This year, as Transit wrapped up installation of the green motion-sensitive escalators at Union Square, many of them stopped working, and the authority encountered some difficulty in getting these formerly moving staircases fixed. It has, in other words, been a rough 15 months for the MTA and its escalators.
But no more! According to a report in today’s amNew York, the various broken escalators are heading down the road to repair. Heather Haddon writes:
Zeckendorf Towers, a condo owner, built the escalators at the southeast corner of Union Square station. The stairways have been out for years, a source of constant frustration for less able-bodied riders. “This is criminal,” said Aladin Haidalgo, 59, a Brooklyn rider struggling to walk up the subway stairs with a cane Monday. “It’s a major impediment.”
Zeckendorf tried to sock NYC Transit with the bill for the escalators, but the company recently agreed to pony up for the millions of dollar in repairs, transit spokesman Paul Fleuranges said. Fleuranges could not say when the escalators will be fixed, as it’s up to the owner. A spokesman for Zeckendorf declined comment.

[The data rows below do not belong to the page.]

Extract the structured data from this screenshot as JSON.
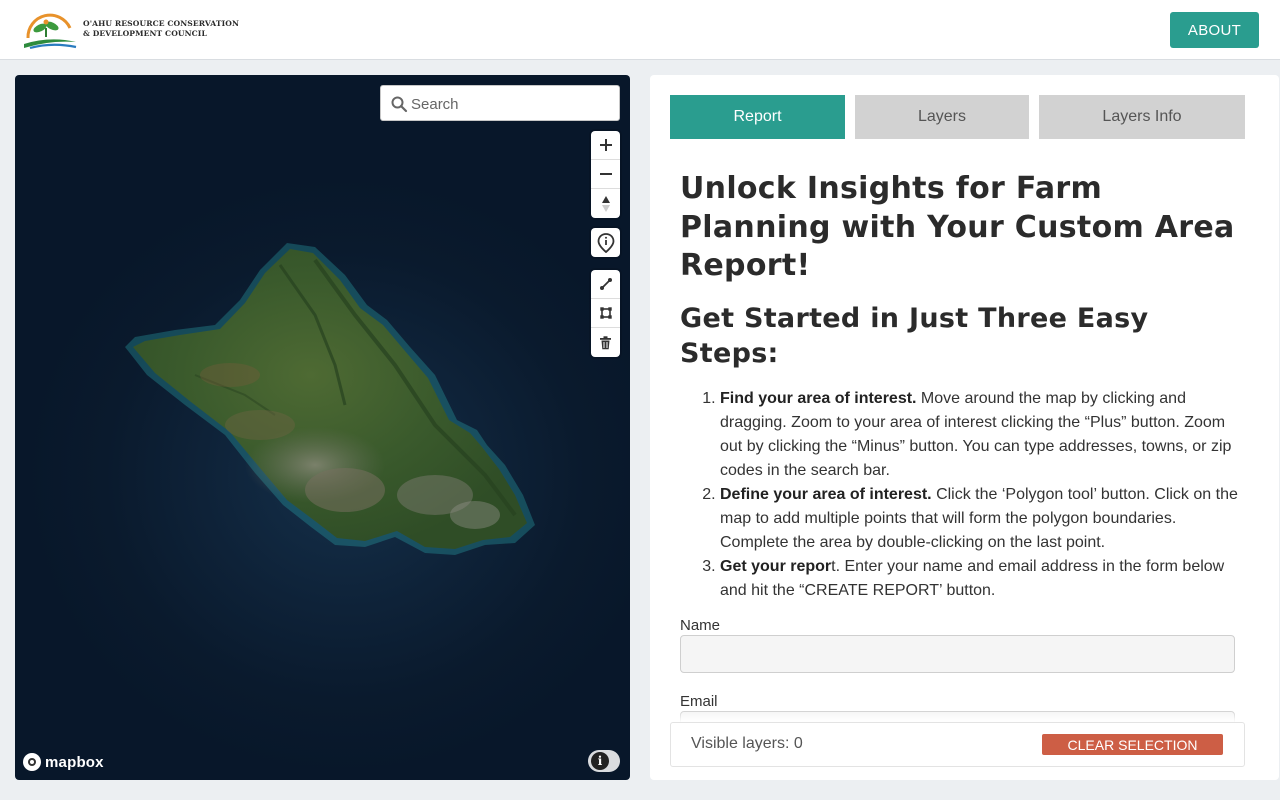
{
  "header": {
    "logo_line1": "O'AHU RESOURCE CONSERVATION",
    "logo_line2": "& DEVELOPMENT COUNCIL",
    "about_label": "ABOUT"
  },
  "map": {
    "search_placeholder": "Search",
    "controls": [
      "plus-icon",
      "minus-icon",
      "compass-icon",
      "info-pin-icon",
      "line-tool-icon",
      "polygon-tool-icon",
      "trash-icon"
    ],
    "attribution_logo": "mapbox"
  },
  "tabs": [
    {
      "label": "Report",
      "active": true
    },
    {
      "label": "Layers",
      "active": false
    },
    {
      "label": "Layers Info",
      "active": false
    }
  ],
  "report": {
    "title": "Unlock Insights for Farm Planning with Your Custom Area Report!",
    "subtitle": "Get Started in Just Three Easy Steps:",
    "steps": [
      {
        "bold": "Find your area of interest.",
        "text": " Move around the map by clicking and dragging. Zoom to your area of interest clicking the “Plus” button. Zoom out by clicking the “Minus” button. You can type addresses, towns, or zip codes in the search bar."
      },
      {
        "bold": "Define your area of interest.",
        "text": " Click the ‘Polygon tool’ button. Click on the map to add multiple points that will form the polygon boundaries. Complete the area by double-clicking on the last point."
      },
      {
        "bold": "Get your repor",
        "text": "t. Enter your name and email address in the form below and hit the “CREATE REPORT’ button."
      }
    ],
    "name_label": "Name",
    "name_value": "",
    "email_label": "Email",
    "email_value": ""
  },
  "footer": {
    "visible_layers": "Visible layers: 0",
    "clear_label": "CLEAR SELECTION"
  },
  "colors": {
    "accent": "#2a9d8f",
    "danger": "#cd5e45",
    "tab_inactive": "#d2d2d2"
  }
}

Meanwhile, the MTA has made strides in taking care of its own equipment. After months of outages, all 12 escalators now run at Herald Square, the system’s third busiest station. The MTA recently spent $36 million to overhaul the escalators, but the contractor did not install them properly. The escalators broke a total of 150 times during the first part of this year, with three of the stairways not running at all, according to MTA figures.
Haddon notes the sea change in agency approach. In the past, the MTA has not pursued private developers who have been negligent in maintaining these escalators. With funds tight and more pressure on the authority to be more accountable for the state of the system, Transit has changed its tune. “It’s a philosophical change,” Ellyn Shannon of the Permanent Citizens Advisory Committee to the MTA said to amNew York. “Access to the system is now important to them whether they own the escalator or not.”
Meanwhile, these management companies and escalator contractors must fulfill their legal obligations, and the MTA should not allow them to avoid these repairs. It’s been a long time coming, and somewhere, Mitch Hedberg is smiling. After all, as he once said, “An escalator is never temporarily out order; it’s temporarily stairs.”